Rubbertech 2000 use various numbers of cavities in our rubber mould tooling. The economics of numbers of cavities for rubber moulding depends on tooling costs, on volumes of items required and on their unit costs.
Single or Multiple Cavity Tools for Rubber Moulding?
We ask for various details to generate quotations, one of these details is the quantities or volumes of parts required for production.
Your volume requirement and the volume over the lifetime of the product has an influence on how many cavities we recommend for your mould tool and how easily you will be able to justify your investment in the tooling.
A single cavity tool produces one part per cycle. For example, a cycle time of 12 minutes produces a maximum of 5 cycles per hour. This includes the time it takes to remove the moulded part from the mould tool and to load new rubber for the next cycle. So, in this scenario, we might produce 5 parts per hour.
Well as mentioned there is the unloading and reloading of the tool, but also when the press closes, the rubber inside the mould tool is subjected to high temperatures and pressures, it flows through the mould and is then held until vulcanisation occurs.
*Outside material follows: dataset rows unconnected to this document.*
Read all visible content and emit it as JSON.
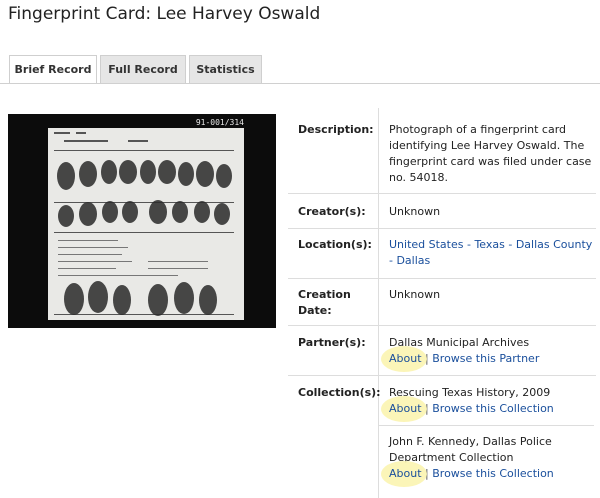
{
  "page": {
    "title": "Fingerprint Card: Lee Harvey Oswald"
  },
  "tabs": [
    {
      "label": "Brief Record",
      "active": true
    },
    {
      "label": "Full Record",
      "active": false
    },
    {
      "label": "Statistics",
      "active": false
    }
  ],
  "image": {
    "card_number": "91-001/314",
    "alt": "Fingerprint card photograph"
  },
  "details": {
    "description_label": "Description:",
    "description_value": "Photograph of a fingerprint card identifying Lee Harvey Oswald. The fingerprint card was filed under case no. 54018.",
    "creator_label": "Creator(s):",
    "creator_value": "Unknown",
    "location_label": "Location(s):",
    "location_value": "United States - Texas - Dallas County - Dallas",
    "creation_date_label": "Creation Date:",
    "creation_date_value": "Unknown",
    "partner_label": "Partner(s):",
    "partner_name": "Dallas Municipal Archives",
    "partner_about": "About",
    "partner_browse": "Browse this Partner",
    "collection_label": "Collection(s):",
    "collections": [
      {
        "name": "Rescuing Texas History, 2009",
        "about": "About",
        "browse": "Browse this Collection"
      },
      {
        "name": "John F. Kennedy, Dallas Police Department Collection",
        "about": "About",
        "browse": "Browse this Collection"
      }
    ],
    "separator": "|"
  },
  "colors": {
    "link": "#1a4f9c",
    "highlight": "#fbf4b4",
    "tab_bg": "#e6e6e6"
  }
}
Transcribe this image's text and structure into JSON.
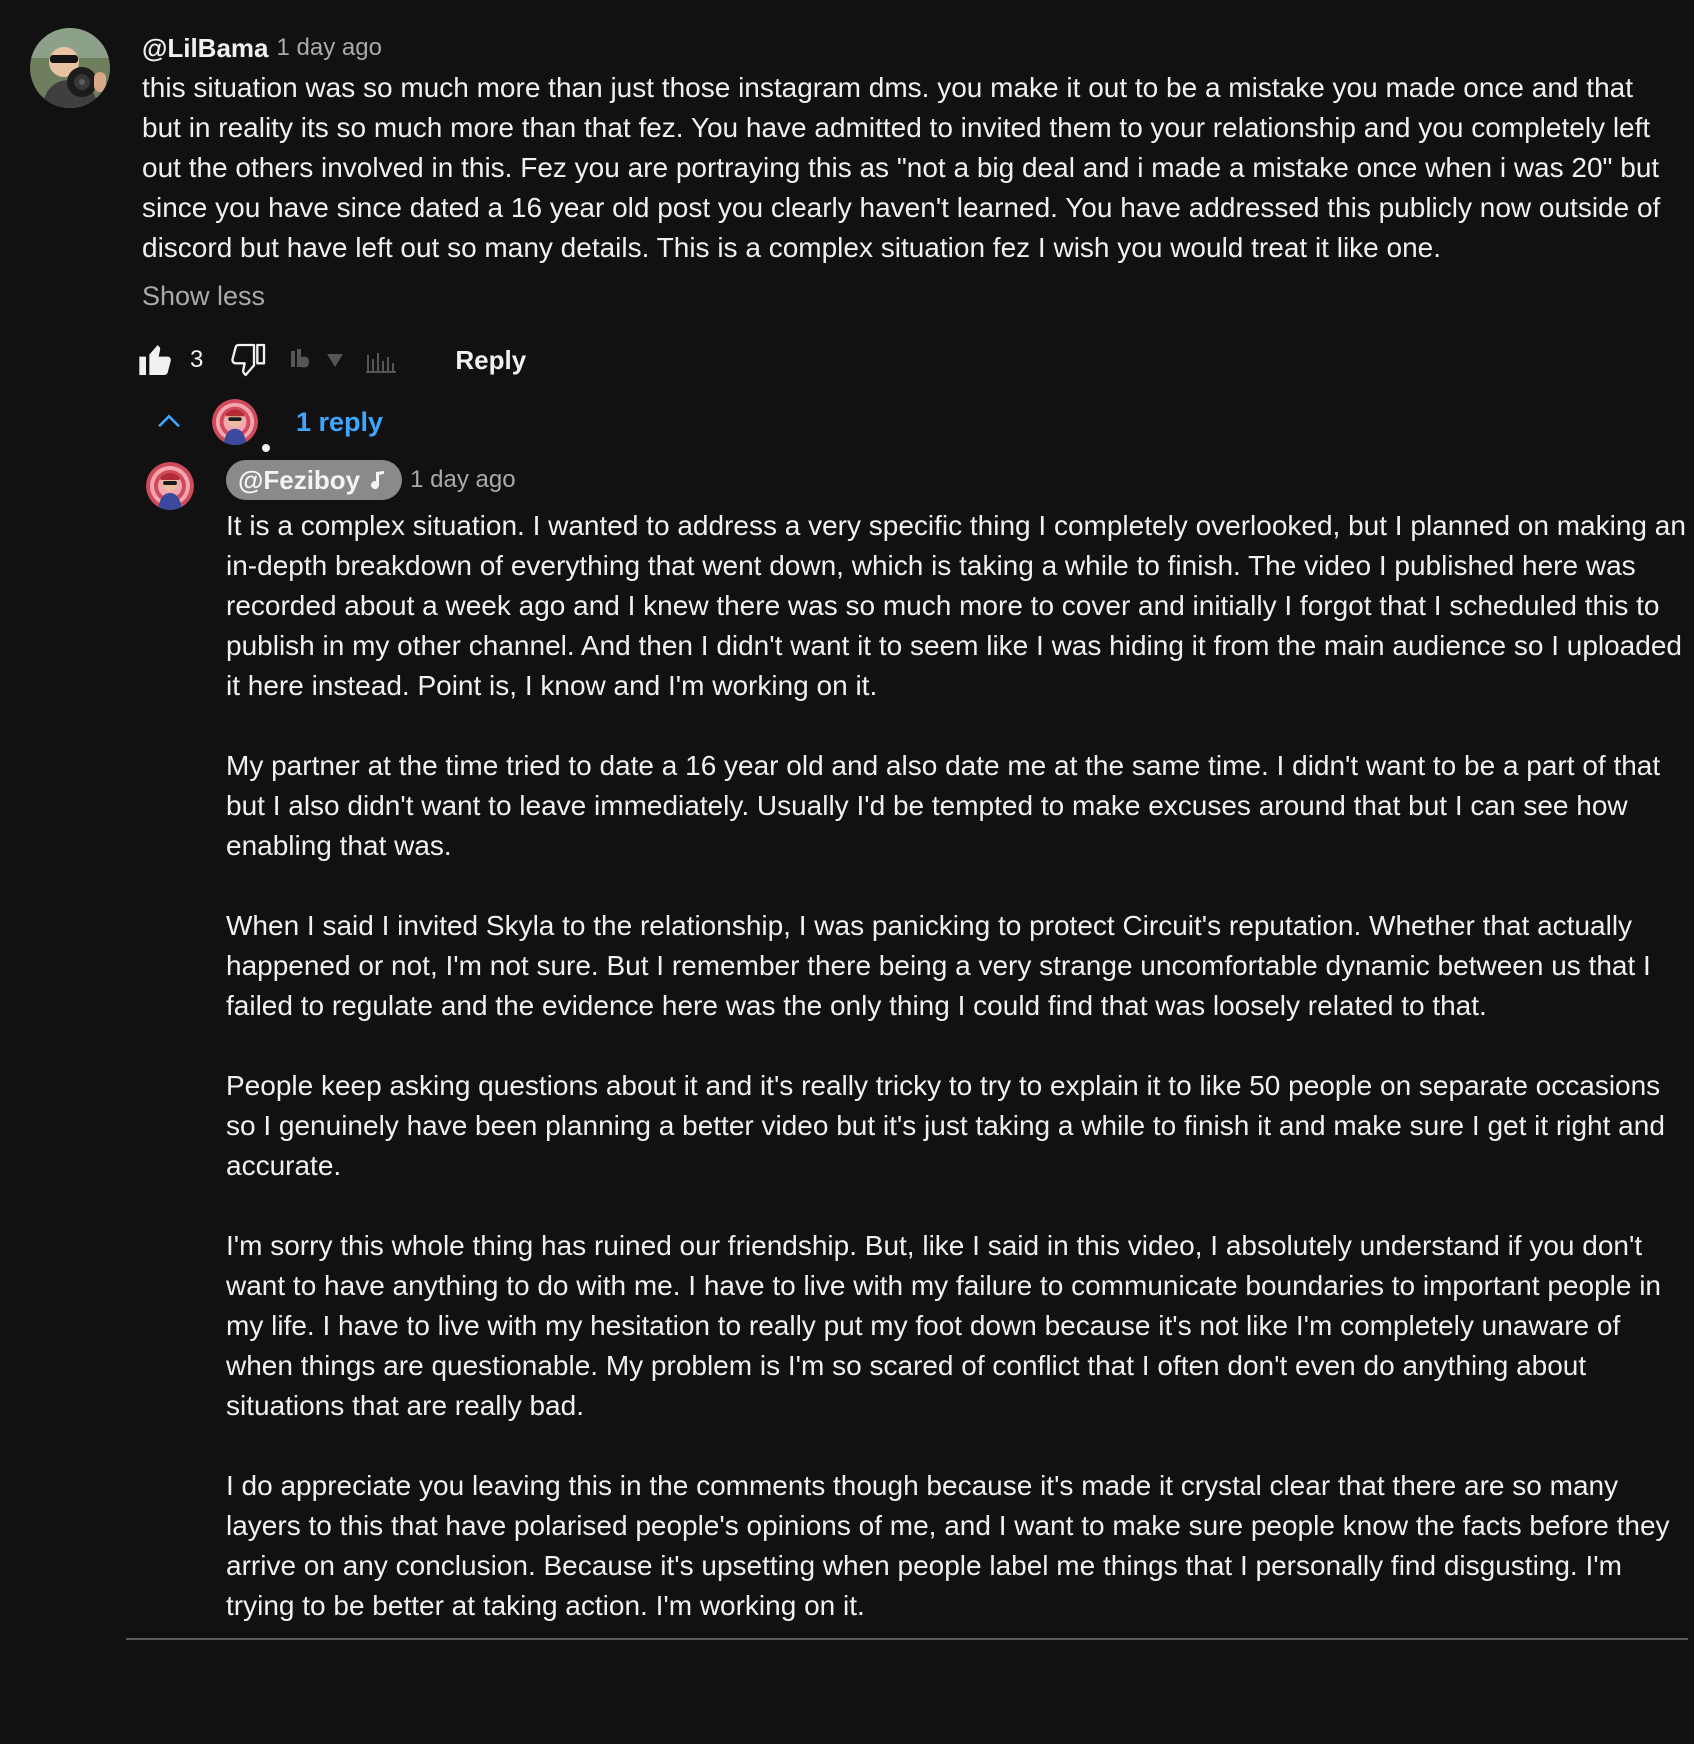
{
  "top_comment": {
    "author": "@LilBama",
    "time": "1 day ago",
    "text": "this situation was so much more than just those instagram dms. you make it out to be a mistake you made once and that but in reality its so much more than that fez. You have admitted to invited them to your relationship and you completely left out the others involved in this. Fez you are portraying this as \"not a big deal and i made a mistake once when i was 20\" but since you have since dated a 16 year old post you clearly haven't learned. You have addressed this publicly now outside of discord but have left out so many details. This is a complex situation fez I wish you would treat it like one.",
    "show_less_label": "Show less",
    "like_count": "3",
    "reply_label": "Reply",
    "avatar_icon": "user-avatar-camera",
    "like_icon": "thumbs-up-filled-icon",
    "dislike_icon": "thumbs-down-outline-icon",
    "extension_icons": [
      "ib-logo-icon",
      "triangle-down-icon",
      "bar-chart-icon"
    ]
  },
  "replies": {
    "count_label": "1 reply",
    "toggle_icon": "chevron-up-icon",
    "accent_color": "#3ea6ff"
  },
  "reply": {
    "author": "@Feziboy",
    "author_badge_icon": "music-note-icon",
    "time": "1 day ago",
    "paragraphs": [
      "It is a complex situation. I wanted to address a very specific thing I completely overlooked, but I planned on making an in-depth breakdown of everything that went down, which is taking a while to finish. The video I published here was recorded about a week ago and I knew there was so much more to cover and initially I forgot that I scheduled this to publish in my other channel. And then I didn't want it to seem like I was hiding it from the main audience so I uploaded it here instead. Point is, I know and I'm working on it.",
      "My partner at the time tried to date a 16 year old and also date me at the same time. I didn't want to be a part of that but I also didn't want to leave immediately. Usually I'd be tempted to make excuses around that but I can see how enabling that was.",
      "When I said I invited Skyla to the relationship, I was panicking to protect Circuit's reputation. Whether that actually happened or not, I'm not sure. But I remember there being a very strange uncomfortable dynamic between us that I failed to regulate and the evidence here was the only thing I could find that was loosely related to that.",
      "People keep asking questions about it and it's really tricky to try to explain it to like 50 people on separate occasions so I genuinely have been planning a better video but it's just taking a while to finish it and make sure I get it right and accurate.",
      "I'm sorry this whole thing has ruined our friendship. But, like I said in this video, I absolutely understand if you don't want to have anything to do with me. I have to live with my failure to communicate boundaries to important people in my life. I have to live with my hesitation to really put my foot down because it's not like I'm completely unaware of when things are questionable. My problem is I'm so scared of conflict that I often don't even do anything about situations that are really bad.",
      "I do appreciate you leaving this in the comments though because it's made it crystal clear that there are so many layers to this that have polarised people's opinions of me, and I want to make sure people know the facts before they arrive on any conclusion. Because it's upsetting when people label me things that I personally find disgusting. I'm trying to be better at taking action. I'm working on it."
    ]
  },
  "colors": {
    "background": "#111112",
    "text": "#f1f1f1",
    "secondary_text": "#aaaaaa",
    "link": "#3ea6ff",
    "chip_bg": "#8a8a8a",
    "divider": "#5b5b5b"
  }
}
Curing times depend on the material and dimensions of the moulding.
The press is dedicated to this one mould tool so the whole costs of the press apply, while the press operator will be working perhaps 3 machines at different stages of their cycles so only a proportion of their cost is applied.
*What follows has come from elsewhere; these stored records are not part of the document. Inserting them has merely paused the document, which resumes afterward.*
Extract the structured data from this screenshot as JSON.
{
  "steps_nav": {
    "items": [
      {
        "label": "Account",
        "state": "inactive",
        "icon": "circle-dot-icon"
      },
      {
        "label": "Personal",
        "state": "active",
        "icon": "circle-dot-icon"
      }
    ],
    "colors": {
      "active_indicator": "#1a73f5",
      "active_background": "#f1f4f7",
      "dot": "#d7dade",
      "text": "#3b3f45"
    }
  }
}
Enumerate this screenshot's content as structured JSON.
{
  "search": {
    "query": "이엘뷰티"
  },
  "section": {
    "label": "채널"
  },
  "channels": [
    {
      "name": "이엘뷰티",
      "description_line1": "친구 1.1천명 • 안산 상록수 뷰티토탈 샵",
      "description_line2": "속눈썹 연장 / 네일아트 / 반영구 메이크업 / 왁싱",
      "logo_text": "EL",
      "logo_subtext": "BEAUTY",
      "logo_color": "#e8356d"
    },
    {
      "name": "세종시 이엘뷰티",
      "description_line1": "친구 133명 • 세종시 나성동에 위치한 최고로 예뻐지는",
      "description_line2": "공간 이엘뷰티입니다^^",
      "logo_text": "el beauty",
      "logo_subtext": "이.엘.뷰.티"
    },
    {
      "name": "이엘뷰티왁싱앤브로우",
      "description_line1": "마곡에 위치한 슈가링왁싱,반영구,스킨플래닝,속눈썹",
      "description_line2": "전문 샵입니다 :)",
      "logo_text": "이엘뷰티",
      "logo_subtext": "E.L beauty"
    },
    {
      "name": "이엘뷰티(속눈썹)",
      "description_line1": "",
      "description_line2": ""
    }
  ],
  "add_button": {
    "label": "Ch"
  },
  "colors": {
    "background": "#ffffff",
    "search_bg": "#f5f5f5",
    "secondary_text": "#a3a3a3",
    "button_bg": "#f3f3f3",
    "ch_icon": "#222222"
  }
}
Single cavity tools cost less than multi-cavity tools, so capital expenditure is lower. But running at 5 cycles per hour means unit prices of parts produced from a single cavity tool will be quite high!
If you know the planned lifetime of your product, you can amortise the tooling cost over the lifetime of the item:
Tooling cost + (lifetime volume x unit cost) = total cost
When considering multi-cavity tools, a few things happen:
Firstly the tool will produce more parts per cycle.
The cost per unit will fall.
The capital cost of the tool will be higher because there is more metal to cut to produce the multiple cavities.
Finally, it may take the press operator a little more time to unload and reload the mould tool, depending on the tool design.
When we are talking about multiple cavities it is worth thinking about the sorts of multiples we are talking about.
A relatively low volume, medium sized part, might have 8 cavities giving perhaps 40 parts an hour. While a small, but high volume part (perhaps a grommet) might have 225 cavities, producing over 1,000 parts per hour.
The simplest way to compare one to many cavities is to compare total costs.
1 Single Mould Tooling cost + (lifetime volume x unit cost1) = total cost1
2 Multiple Cavity Tooling cost + (lifetime volume x unit cost2) = total cost2
Say an item had a tooling cost of £1,300 for a single cavity tool and £3,800 for a 4 cavity tool with Unit costs of £6.83 per unit from the single cavity and £3.89 per unit for the 4 cavity option.
The 4 cavity option is more expensive initially because of the higher tooling cost but before 1,000 units have been produced, the total cost of the 4 cavity option is less than the single cavity. After more than 1,000 pieces, the gap keeps on increasing.
If you only want 500 mouldings you would choose single impression tooling, but if more than 1,000 then 4 cavity makes more sense.
Note: when comparing quotes from different moulders it is a good idea to know how many cavities they are quoting for as this can sometimes explain why the tooling from one potential supplier is more, or less, expensive than another.
Rubber moulders are usually going to recommend multiple cavity tooling because it is more economical, and it means moulding presses spend less time tied up on one job.
If you would like to discuss a moulding project, please get in touch, we will look forward to discussing your needs.